By Abigail-Lauren Meredith, News Editor –
Animal agriculture is a leading cause in global climate change. In fact, some
might argue that agribusiness is doing more harm to our environment than any other
human activity. Why then, is this topic not more discussed?
Possibly because the animal agricultural business is a $547 billion dollar
industry. It is not given the appropriate attention because that would mean we would
have to accept that our way of living is killing the environment and plumping our wallets.
The fact is that agricultural business affects our lives in various ways every day.
According to the United States Department of Agriculture (USDA), global agriculture
(dominated by livestock and grain production) is directly responsible for 30% of
greenhouse gas emissions.
Another study done by the United Nation’s Food and Agriculture Organization
(FAO) discovered that 18% of global greenhouse gas emissions can be directly
attributed to livestock.
Livestock produce two major greenhouse gases: methane and nitrous oxide.
While carbon dioxide emissions are dangerous, they pale in comparison in to the
damage done by methane.
For those who are still having trouble believing that bovine gas (cow farts) is

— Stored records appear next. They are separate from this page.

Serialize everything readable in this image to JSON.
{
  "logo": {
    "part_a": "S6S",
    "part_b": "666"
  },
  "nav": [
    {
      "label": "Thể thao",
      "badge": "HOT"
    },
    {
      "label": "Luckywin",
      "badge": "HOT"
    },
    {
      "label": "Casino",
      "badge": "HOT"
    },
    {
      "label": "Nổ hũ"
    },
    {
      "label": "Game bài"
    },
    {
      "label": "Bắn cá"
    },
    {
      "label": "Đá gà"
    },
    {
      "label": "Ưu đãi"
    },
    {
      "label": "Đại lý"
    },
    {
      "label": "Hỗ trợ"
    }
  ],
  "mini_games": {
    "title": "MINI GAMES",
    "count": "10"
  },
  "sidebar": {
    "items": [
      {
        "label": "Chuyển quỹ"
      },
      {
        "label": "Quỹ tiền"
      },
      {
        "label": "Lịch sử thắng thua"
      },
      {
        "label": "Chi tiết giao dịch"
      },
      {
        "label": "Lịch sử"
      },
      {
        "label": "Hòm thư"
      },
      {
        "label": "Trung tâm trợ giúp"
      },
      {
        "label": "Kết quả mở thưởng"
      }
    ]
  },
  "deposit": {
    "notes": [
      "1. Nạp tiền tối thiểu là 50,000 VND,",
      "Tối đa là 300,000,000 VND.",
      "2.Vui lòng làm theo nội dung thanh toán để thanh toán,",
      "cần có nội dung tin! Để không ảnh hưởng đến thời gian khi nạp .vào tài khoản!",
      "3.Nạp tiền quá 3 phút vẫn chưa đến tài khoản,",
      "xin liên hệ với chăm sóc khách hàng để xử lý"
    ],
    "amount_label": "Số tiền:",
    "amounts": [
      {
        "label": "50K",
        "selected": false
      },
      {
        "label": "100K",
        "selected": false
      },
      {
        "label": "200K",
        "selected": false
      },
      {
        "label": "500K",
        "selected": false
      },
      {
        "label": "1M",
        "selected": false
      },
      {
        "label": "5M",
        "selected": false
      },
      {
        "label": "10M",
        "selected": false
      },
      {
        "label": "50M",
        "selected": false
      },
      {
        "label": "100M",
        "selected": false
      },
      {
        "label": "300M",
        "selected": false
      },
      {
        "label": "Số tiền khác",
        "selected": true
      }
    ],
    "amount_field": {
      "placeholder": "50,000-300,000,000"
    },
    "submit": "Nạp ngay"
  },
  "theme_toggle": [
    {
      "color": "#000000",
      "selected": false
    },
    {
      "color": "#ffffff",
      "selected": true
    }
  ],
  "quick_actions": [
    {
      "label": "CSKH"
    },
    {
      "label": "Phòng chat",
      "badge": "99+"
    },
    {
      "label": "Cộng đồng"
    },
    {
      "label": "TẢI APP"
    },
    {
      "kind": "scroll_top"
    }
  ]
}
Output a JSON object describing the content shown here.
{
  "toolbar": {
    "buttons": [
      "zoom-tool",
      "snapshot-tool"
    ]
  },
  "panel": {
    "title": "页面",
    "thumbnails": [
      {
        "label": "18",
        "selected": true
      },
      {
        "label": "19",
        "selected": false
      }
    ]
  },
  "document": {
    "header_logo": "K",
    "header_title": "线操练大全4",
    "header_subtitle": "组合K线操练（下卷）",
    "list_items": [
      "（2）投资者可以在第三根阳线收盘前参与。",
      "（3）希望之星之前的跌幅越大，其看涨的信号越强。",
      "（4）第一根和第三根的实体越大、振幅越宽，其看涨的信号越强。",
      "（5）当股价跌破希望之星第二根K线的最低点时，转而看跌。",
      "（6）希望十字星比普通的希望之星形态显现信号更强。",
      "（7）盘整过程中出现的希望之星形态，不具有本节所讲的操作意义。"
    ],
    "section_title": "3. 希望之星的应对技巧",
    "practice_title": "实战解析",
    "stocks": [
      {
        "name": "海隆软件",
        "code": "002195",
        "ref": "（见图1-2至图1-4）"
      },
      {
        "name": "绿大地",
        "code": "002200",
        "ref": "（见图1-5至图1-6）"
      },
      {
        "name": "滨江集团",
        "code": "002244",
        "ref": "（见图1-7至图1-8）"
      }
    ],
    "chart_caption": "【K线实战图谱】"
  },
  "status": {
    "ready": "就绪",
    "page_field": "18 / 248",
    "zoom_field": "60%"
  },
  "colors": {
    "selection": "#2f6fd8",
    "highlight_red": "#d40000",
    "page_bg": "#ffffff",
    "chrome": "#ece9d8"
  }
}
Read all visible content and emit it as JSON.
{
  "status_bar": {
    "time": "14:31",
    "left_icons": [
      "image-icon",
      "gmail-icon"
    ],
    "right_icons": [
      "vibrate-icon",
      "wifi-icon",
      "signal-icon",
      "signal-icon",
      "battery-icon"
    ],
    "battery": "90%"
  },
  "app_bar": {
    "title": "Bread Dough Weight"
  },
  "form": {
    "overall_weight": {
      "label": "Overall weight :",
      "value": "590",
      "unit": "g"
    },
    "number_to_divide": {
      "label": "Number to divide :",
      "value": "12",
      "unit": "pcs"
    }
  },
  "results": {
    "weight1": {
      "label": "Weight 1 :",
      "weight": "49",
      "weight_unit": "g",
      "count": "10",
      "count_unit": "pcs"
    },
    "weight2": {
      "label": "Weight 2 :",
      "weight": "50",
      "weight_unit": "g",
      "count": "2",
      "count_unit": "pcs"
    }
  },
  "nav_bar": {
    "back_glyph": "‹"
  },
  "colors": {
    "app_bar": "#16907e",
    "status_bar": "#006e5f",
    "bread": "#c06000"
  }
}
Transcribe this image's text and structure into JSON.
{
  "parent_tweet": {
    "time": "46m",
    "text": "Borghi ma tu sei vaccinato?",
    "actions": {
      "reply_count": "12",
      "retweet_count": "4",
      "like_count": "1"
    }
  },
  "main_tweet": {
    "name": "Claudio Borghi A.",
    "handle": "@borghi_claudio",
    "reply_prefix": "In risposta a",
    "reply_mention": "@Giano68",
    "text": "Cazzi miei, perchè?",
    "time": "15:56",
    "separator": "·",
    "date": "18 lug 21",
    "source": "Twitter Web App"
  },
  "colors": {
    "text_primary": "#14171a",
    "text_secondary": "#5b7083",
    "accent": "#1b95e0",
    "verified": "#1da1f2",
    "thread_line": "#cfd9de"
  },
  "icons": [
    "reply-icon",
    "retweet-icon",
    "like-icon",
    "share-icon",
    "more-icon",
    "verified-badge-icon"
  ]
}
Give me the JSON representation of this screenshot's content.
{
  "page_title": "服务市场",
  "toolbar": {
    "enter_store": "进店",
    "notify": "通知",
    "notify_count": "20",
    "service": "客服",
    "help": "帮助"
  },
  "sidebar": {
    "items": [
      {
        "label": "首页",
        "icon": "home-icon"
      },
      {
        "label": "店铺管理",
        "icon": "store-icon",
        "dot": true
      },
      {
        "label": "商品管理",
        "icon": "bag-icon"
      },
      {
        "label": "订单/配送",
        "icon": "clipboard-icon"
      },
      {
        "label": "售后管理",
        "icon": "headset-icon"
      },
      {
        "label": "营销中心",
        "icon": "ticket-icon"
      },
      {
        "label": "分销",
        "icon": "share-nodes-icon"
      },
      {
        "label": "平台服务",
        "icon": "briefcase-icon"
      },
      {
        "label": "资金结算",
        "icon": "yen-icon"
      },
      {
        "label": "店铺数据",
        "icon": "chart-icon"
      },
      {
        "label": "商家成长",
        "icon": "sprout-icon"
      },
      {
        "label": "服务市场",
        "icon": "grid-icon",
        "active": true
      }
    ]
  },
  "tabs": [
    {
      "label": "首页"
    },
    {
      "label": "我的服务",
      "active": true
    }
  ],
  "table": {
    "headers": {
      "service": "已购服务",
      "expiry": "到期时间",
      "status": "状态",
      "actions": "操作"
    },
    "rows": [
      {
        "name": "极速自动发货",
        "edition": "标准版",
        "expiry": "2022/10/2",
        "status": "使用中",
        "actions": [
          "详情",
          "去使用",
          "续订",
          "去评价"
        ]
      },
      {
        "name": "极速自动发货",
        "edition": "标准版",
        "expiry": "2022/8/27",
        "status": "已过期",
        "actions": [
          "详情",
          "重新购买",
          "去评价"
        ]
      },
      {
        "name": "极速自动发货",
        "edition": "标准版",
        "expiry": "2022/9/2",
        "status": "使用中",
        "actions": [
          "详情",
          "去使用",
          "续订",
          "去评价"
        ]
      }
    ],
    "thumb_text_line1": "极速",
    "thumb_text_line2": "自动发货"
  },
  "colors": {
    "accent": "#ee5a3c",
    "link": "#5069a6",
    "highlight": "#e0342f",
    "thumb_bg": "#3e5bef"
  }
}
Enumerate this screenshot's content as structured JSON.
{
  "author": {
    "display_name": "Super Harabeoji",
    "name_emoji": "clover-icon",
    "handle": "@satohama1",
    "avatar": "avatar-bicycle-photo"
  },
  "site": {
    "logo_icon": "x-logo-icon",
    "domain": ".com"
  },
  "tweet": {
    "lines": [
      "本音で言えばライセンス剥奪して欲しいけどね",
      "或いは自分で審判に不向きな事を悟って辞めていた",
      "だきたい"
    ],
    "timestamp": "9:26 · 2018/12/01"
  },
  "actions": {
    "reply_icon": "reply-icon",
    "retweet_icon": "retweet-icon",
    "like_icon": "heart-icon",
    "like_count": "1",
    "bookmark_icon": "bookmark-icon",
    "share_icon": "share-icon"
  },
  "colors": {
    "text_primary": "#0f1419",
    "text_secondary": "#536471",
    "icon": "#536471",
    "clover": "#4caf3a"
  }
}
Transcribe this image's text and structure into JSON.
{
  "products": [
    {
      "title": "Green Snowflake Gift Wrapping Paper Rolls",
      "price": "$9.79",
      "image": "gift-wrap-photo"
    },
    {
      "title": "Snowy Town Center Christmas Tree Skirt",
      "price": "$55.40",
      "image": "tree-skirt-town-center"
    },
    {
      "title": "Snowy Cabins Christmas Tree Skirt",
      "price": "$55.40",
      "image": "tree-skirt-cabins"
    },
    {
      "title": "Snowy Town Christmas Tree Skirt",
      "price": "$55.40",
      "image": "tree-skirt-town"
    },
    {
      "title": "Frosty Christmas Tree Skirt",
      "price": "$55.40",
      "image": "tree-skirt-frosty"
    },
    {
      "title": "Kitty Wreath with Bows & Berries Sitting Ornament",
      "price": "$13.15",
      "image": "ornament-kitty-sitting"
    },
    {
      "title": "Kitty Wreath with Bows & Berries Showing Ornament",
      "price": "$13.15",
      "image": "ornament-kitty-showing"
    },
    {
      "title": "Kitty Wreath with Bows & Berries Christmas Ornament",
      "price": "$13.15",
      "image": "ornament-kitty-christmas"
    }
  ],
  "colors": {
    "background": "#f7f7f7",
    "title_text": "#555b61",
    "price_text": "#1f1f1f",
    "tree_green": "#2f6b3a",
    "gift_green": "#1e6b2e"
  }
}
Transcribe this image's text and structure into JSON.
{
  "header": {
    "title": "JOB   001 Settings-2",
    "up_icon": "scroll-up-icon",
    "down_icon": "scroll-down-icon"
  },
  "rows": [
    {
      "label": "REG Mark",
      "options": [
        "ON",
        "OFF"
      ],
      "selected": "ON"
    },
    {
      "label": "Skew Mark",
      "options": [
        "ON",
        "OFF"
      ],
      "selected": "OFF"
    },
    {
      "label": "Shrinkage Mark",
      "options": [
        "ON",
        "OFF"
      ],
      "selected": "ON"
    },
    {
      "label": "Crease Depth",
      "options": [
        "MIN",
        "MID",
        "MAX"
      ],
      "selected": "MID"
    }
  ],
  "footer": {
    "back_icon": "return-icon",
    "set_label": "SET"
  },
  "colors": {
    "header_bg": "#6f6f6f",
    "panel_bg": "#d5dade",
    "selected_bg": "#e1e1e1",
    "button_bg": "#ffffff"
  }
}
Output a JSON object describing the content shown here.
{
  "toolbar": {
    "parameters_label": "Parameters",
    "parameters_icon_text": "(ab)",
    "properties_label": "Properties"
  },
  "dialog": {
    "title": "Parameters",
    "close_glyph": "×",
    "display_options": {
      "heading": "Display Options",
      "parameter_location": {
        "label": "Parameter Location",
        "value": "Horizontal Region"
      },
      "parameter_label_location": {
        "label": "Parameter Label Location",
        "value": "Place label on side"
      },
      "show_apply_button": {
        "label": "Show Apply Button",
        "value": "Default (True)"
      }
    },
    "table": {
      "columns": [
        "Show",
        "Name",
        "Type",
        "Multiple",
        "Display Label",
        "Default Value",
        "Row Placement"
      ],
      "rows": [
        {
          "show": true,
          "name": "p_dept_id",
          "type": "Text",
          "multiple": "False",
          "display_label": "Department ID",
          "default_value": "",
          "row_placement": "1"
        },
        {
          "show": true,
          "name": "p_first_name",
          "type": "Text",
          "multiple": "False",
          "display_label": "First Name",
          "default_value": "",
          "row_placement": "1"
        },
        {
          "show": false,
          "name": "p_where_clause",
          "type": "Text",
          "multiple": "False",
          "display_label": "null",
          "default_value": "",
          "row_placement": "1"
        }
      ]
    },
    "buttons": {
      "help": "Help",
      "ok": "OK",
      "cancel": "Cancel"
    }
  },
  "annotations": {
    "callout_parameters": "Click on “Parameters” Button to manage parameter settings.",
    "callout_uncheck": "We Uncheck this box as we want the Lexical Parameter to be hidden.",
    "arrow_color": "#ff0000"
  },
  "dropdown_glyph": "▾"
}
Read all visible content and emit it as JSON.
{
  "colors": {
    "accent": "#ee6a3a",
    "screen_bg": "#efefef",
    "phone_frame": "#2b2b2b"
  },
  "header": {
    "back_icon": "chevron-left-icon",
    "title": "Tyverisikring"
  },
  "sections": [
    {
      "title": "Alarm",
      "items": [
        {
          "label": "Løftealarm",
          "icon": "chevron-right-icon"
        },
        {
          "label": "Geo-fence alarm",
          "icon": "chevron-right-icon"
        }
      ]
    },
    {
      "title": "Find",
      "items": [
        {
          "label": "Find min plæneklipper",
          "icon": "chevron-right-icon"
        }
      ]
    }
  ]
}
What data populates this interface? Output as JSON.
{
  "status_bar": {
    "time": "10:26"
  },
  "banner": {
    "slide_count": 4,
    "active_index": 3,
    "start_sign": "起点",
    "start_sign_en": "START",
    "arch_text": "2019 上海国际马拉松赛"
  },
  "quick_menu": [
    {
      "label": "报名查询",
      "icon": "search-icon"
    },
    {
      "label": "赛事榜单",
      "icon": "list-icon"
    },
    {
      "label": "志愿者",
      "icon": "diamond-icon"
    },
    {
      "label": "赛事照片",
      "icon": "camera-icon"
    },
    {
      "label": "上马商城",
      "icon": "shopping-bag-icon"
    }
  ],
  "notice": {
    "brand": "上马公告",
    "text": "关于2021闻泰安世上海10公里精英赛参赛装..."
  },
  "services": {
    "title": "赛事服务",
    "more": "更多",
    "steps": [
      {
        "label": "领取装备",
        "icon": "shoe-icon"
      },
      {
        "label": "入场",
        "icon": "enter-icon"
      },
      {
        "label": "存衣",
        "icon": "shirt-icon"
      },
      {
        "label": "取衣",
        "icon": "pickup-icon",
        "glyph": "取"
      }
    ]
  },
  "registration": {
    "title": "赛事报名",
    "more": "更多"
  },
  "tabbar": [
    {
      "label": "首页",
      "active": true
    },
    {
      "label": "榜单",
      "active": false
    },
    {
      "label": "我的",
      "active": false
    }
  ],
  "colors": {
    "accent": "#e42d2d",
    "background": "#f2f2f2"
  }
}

killing the environment here are some facts:
* Methane gas is 21 times more efficient at trapping heat than carbon dioxide.
* A single cow can produce up to 132 gallons of methane gas a day. This may
not sound like a lot, but there are approximately 1.5 billion cows around the world, which
means almost 150 billion gallons of methane gas is produced every day. In 2008,
scientists from California found that the US is dumping 49 million gallons of methane
gas annually into the atmosphere via livestock.
* Nitrous oxide’s global warming potential is 296 times than that of carbon dioxide
and can stay in the atmosphere for 150 years. The FAO reported in 2006 that livestock
produced 65% of all greenhouse gas emissions of nitrous oxide.
So if we know that methane and nitrous oxide are more dangerous to the
environment than carbon dioxide and we know that a large source of methane and
nitrous oxide emissions is animal agriculture, then why has little to no change been
done to curb emissions?
The answer is simple: money. The animal agriculture businesses produces $547
billion dollars annually and any changes made might impact this amount.
The few national policies that mention animal agriculture as a contributor to
global climate change are massive failures.
The U.S. Department of Agriculture’s “Building Blocks for Climate Smart
Agriculture & Forestry” climate plan was designed to help farmers, ranchers, and
industries respond to climate change, not seek to change it. The plan does not address
greenhouse gas emissions from livestock and relies on farmers, ranchers, and
industries to voluntarily make changes. I
. The climate action plan does not list agricultural business as a major contributor
to global climate change. The plan fails to mention many impacts caused by agricultural
business, such as the fact that carbon dioxide emissions largely come from the
production of meat and dairy products.
In addition, a USDA spokesman indicated that they do not have enough research
and knowledge of practices that reduce greenhouse gas emissions or the impact that
such practices might have on the producer.